-- BRIEF --
Your answer should consist of each line below that contains the string "glyph".
(TASK DATA Opens)
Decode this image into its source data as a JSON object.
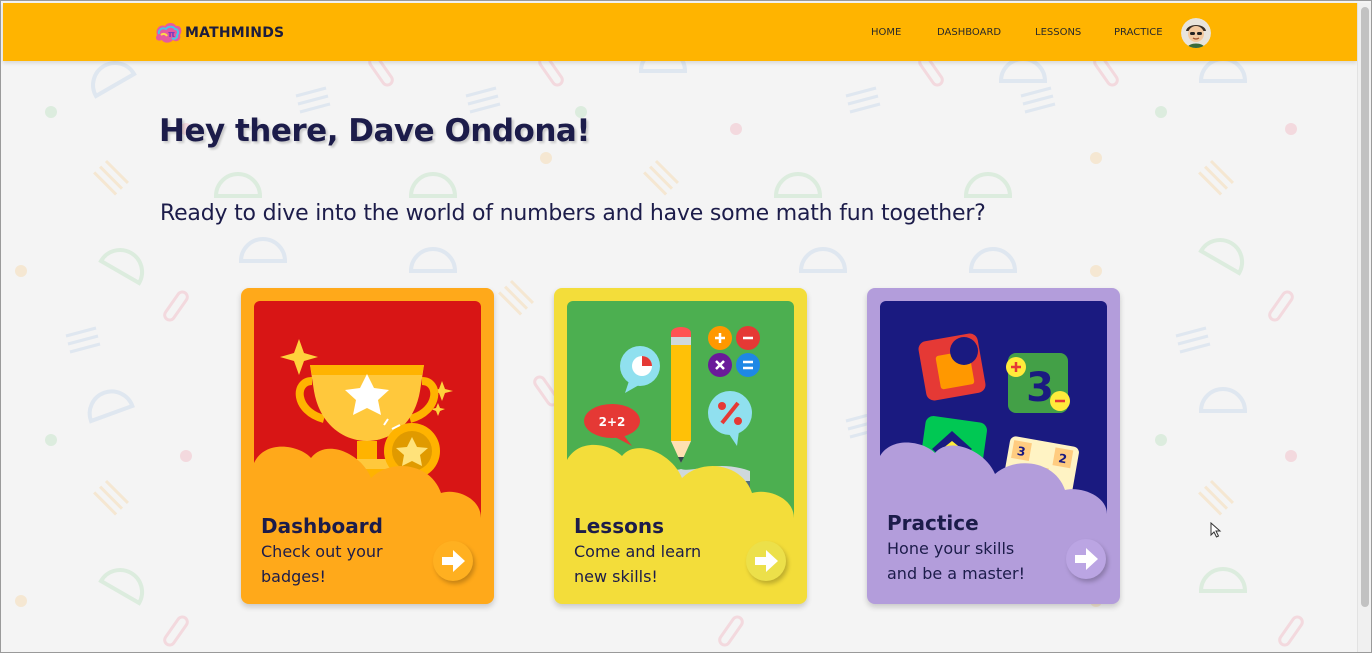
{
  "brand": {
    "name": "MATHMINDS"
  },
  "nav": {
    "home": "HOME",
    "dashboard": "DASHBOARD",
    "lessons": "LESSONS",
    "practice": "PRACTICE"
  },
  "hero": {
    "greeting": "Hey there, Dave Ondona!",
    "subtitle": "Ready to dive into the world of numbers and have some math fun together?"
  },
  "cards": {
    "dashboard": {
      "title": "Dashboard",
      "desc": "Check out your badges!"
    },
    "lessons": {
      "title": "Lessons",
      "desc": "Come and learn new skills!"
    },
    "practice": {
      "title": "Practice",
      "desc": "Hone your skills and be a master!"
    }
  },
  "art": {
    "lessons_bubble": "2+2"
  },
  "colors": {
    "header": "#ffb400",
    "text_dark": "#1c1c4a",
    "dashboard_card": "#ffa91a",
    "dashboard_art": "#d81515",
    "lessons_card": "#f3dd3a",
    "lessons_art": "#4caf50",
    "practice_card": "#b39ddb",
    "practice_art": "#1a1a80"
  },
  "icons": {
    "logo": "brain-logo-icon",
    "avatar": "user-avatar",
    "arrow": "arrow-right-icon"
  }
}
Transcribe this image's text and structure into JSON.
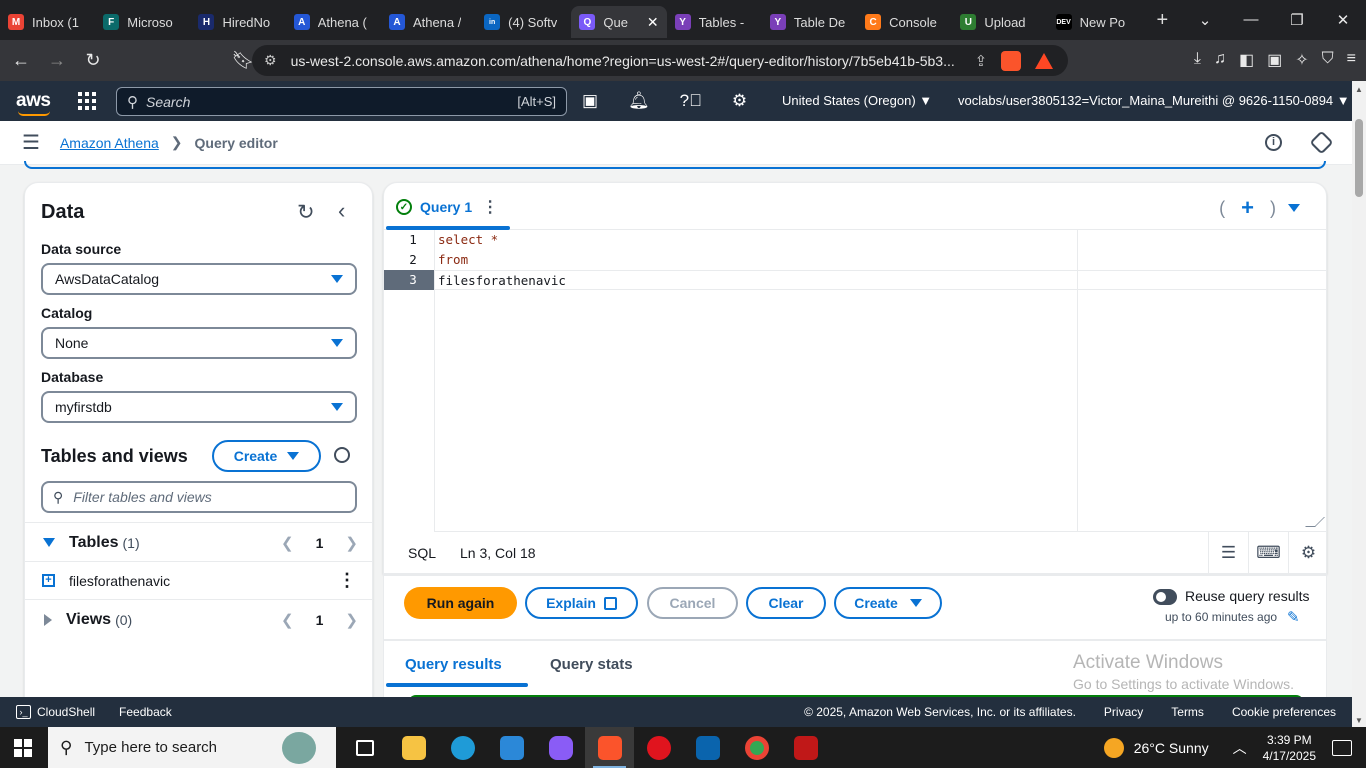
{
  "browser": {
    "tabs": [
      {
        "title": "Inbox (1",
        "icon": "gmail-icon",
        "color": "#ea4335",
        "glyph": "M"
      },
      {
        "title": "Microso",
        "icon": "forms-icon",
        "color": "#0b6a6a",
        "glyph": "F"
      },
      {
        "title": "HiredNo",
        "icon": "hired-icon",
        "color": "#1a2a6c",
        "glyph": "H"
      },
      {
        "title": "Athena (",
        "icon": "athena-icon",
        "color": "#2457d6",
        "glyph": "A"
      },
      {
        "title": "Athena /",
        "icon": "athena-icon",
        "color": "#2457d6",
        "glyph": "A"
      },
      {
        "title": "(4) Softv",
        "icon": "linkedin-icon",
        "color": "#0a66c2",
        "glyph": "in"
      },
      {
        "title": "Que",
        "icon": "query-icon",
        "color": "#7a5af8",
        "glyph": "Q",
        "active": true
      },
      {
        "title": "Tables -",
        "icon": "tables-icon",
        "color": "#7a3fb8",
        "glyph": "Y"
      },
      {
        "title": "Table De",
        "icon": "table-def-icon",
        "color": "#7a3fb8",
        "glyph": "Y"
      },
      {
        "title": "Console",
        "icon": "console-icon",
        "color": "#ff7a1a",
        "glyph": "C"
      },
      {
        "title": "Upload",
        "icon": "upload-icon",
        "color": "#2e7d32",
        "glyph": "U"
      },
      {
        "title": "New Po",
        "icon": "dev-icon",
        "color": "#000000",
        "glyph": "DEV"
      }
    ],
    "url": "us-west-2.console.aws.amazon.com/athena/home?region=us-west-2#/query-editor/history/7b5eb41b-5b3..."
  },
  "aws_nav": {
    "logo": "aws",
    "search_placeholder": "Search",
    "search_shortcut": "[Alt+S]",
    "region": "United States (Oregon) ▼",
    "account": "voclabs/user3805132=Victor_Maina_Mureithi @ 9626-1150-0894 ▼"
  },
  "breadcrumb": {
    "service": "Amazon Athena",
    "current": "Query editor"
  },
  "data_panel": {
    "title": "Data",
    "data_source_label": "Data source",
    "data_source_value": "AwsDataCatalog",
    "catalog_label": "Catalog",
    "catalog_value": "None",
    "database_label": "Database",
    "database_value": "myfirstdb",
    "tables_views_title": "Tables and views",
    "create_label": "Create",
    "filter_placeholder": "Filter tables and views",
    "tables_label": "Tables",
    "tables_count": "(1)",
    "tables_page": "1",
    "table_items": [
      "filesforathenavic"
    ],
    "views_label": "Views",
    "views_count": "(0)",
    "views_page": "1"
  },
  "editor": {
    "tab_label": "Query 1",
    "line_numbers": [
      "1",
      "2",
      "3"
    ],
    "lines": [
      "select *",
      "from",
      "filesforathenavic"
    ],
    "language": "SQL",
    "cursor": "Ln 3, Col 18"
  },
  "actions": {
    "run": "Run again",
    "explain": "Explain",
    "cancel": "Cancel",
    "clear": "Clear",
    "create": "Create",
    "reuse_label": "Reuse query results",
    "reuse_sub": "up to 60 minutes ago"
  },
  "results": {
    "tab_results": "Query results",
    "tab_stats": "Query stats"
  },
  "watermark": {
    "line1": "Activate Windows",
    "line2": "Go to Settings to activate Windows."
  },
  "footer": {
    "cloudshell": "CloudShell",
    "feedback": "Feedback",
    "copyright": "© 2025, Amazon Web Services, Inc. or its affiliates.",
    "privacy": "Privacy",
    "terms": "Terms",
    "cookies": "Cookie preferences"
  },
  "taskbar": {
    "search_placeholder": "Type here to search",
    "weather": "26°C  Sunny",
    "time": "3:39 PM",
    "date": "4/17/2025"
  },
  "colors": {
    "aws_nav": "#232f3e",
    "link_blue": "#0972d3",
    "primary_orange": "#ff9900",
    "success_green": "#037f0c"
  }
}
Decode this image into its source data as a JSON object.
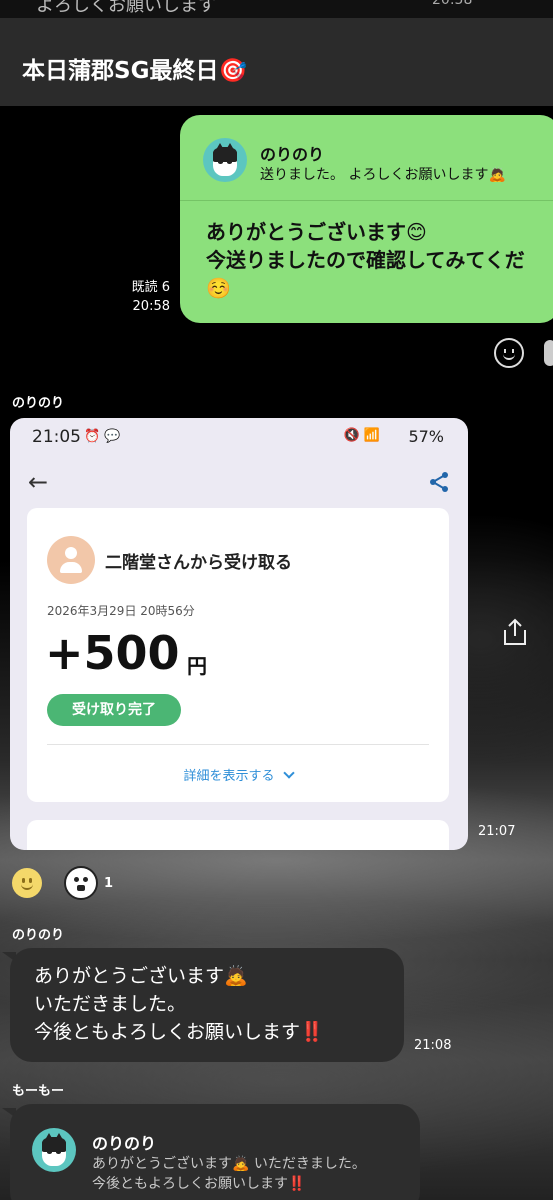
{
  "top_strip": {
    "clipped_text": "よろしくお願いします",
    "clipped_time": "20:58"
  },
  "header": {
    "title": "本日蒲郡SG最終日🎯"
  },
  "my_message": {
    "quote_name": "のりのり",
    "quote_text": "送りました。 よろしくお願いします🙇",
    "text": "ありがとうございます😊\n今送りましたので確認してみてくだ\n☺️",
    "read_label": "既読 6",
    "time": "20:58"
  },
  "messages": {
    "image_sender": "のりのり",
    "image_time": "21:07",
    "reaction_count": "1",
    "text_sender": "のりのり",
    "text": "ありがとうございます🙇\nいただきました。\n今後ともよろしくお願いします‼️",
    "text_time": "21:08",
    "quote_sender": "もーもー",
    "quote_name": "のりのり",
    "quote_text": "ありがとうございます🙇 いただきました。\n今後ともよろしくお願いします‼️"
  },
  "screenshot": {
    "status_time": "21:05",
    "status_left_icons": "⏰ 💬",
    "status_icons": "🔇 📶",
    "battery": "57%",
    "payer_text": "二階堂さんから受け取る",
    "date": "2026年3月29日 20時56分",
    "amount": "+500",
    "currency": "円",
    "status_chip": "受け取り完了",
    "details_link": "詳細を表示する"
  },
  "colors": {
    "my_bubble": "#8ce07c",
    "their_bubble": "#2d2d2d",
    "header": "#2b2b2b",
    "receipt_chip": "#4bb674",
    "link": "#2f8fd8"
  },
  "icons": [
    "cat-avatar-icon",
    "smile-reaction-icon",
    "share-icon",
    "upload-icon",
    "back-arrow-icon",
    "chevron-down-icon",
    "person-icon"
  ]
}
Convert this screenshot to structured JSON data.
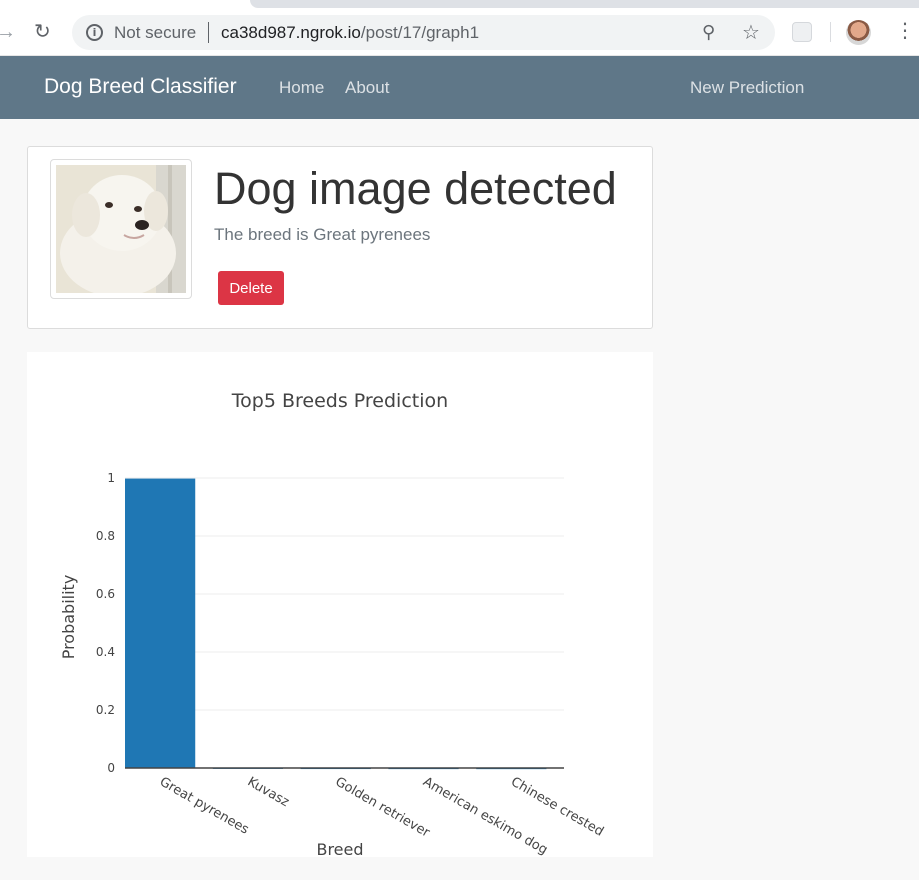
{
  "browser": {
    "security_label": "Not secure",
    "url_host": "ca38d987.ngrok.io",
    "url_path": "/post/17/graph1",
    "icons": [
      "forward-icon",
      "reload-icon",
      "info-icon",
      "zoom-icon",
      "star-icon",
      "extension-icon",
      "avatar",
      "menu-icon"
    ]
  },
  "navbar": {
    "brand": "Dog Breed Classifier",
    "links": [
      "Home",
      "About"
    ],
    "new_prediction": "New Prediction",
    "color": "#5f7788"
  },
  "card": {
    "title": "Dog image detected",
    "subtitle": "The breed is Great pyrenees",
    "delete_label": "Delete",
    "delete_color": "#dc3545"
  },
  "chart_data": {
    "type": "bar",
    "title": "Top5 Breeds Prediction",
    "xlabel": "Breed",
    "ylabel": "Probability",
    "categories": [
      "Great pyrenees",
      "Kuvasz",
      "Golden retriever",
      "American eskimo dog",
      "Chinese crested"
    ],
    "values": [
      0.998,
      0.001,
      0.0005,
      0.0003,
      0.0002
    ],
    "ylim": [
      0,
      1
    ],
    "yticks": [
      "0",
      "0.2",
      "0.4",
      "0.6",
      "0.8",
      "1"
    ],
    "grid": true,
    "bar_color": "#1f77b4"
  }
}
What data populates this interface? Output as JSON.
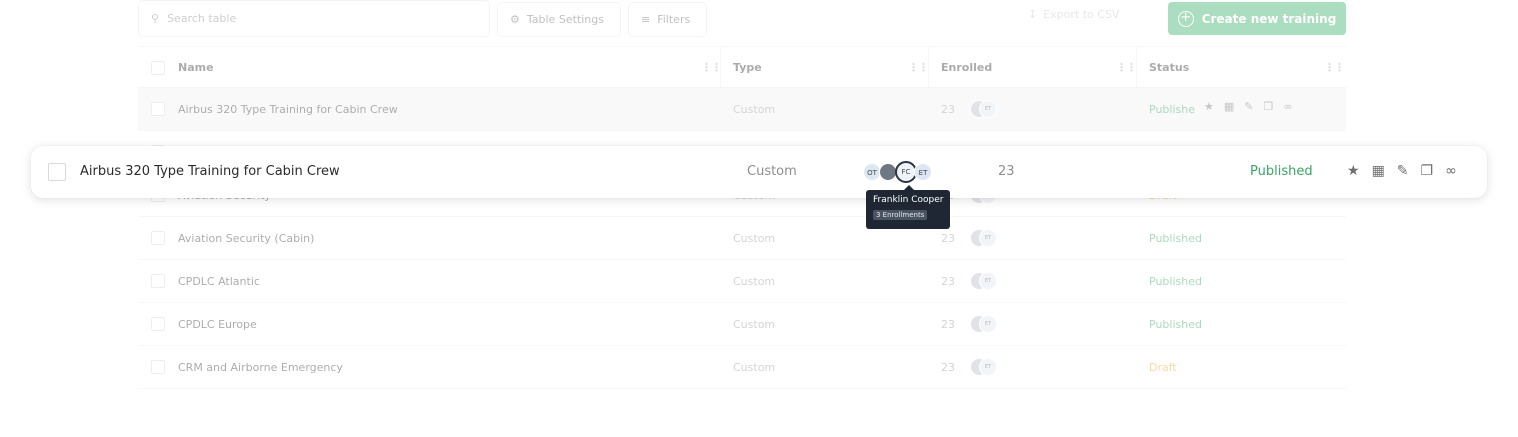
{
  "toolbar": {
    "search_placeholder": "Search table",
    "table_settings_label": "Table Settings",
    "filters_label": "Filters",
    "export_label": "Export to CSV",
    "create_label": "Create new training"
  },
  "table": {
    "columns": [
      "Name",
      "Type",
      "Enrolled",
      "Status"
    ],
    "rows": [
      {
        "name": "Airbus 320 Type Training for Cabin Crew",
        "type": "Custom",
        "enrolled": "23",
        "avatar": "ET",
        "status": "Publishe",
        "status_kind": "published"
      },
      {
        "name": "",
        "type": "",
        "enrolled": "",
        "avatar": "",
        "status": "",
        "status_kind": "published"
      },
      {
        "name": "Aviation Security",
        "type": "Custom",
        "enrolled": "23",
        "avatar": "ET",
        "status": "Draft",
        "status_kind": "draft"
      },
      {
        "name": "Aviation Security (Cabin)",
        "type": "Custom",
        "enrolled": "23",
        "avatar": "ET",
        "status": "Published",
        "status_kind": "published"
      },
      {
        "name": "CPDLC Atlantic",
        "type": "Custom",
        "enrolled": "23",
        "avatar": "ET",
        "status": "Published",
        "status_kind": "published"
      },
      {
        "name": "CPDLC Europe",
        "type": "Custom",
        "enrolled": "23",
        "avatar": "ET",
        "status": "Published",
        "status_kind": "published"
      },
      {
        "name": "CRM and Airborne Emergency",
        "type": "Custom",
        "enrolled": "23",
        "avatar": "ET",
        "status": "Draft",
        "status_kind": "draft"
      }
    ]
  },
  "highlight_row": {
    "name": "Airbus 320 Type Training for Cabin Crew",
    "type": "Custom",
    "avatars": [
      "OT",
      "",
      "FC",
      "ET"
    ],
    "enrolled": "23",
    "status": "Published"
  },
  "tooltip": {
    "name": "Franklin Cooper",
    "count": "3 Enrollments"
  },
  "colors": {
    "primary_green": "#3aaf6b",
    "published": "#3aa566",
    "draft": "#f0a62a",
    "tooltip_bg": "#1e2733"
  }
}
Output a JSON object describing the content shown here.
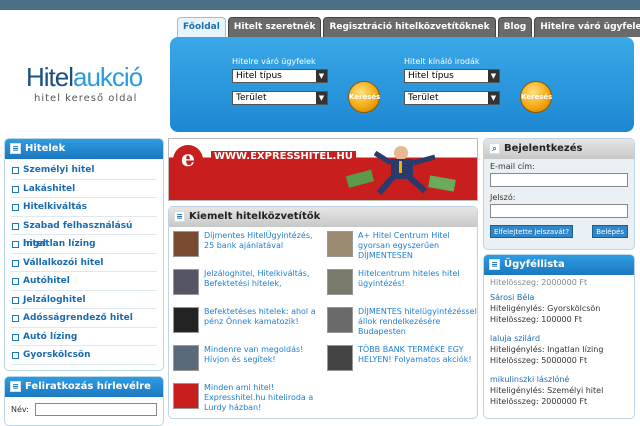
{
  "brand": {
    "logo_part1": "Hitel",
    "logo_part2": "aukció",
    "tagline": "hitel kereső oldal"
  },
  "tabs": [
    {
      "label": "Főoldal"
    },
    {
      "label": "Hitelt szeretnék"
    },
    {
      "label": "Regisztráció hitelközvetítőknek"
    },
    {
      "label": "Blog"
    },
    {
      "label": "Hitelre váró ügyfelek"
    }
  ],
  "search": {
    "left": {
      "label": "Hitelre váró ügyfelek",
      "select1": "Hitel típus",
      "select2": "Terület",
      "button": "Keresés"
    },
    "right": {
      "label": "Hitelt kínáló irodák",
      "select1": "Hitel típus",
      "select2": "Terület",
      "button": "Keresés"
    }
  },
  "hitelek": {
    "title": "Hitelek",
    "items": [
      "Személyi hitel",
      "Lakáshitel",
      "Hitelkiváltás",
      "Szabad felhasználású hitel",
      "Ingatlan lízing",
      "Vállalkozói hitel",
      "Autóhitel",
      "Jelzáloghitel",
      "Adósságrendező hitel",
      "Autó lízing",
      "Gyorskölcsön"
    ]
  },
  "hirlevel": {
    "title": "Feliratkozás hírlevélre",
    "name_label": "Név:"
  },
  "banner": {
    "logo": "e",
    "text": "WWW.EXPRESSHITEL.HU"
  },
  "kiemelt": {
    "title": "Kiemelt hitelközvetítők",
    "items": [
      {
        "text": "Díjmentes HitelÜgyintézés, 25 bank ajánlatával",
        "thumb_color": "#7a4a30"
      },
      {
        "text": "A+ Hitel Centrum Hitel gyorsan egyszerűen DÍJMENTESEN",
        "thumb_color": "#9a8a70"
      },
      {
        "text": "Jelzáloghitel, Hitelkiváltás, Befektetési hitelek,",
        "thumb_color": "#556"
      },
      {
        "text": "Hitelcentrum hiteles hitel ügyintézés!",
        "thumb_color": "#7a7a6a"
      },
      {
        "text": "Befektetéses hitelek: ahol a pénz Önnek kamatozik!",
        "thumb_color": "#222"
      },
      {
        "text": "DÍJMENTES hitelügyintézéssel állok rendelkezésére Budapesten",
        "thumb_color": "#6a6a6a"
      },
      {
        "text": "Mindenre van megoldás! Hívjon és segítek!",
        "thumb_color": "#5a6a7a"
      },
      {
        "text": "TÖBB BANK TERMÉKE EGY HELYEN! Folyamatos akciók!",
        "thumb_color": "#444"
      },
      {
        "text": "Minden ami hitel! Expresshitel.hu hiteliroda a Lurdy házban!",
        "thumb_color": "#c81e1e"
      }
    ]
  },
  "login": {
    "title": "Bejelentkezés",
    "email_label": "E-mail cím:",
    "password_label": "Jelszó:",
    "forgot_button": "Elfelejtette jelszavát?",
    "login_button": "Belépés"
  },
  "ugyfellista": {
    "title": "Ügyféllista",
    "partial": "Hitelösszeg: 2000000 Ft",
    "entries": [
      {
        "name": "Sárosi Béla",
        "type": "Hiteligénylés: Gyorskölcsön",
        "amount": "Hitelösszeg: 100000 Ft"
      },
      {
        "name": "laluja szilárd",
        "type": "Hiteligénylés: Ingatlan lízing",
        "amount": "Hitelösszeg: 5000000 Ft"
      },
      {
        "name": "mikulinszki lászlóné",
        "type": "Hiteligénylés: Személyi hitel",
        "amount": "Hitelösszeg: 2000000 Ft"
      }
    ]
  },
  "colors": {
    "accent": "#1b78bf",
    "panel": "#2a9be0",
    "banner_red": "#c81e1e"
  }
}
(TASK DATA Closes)
-- WRITTEN RESPONSE --
        "glyph": "M"
        "glyph": "F"
        "glyph": "H"
        "glyph": "A"
        "glyph": "A"
        "glyph": "in"
        "glyph": "Q",
        "glyph": "Y"
        "glyph": "Y"
        "glyph": "C"
        "glyph": "U"
        "glyph": "DEV"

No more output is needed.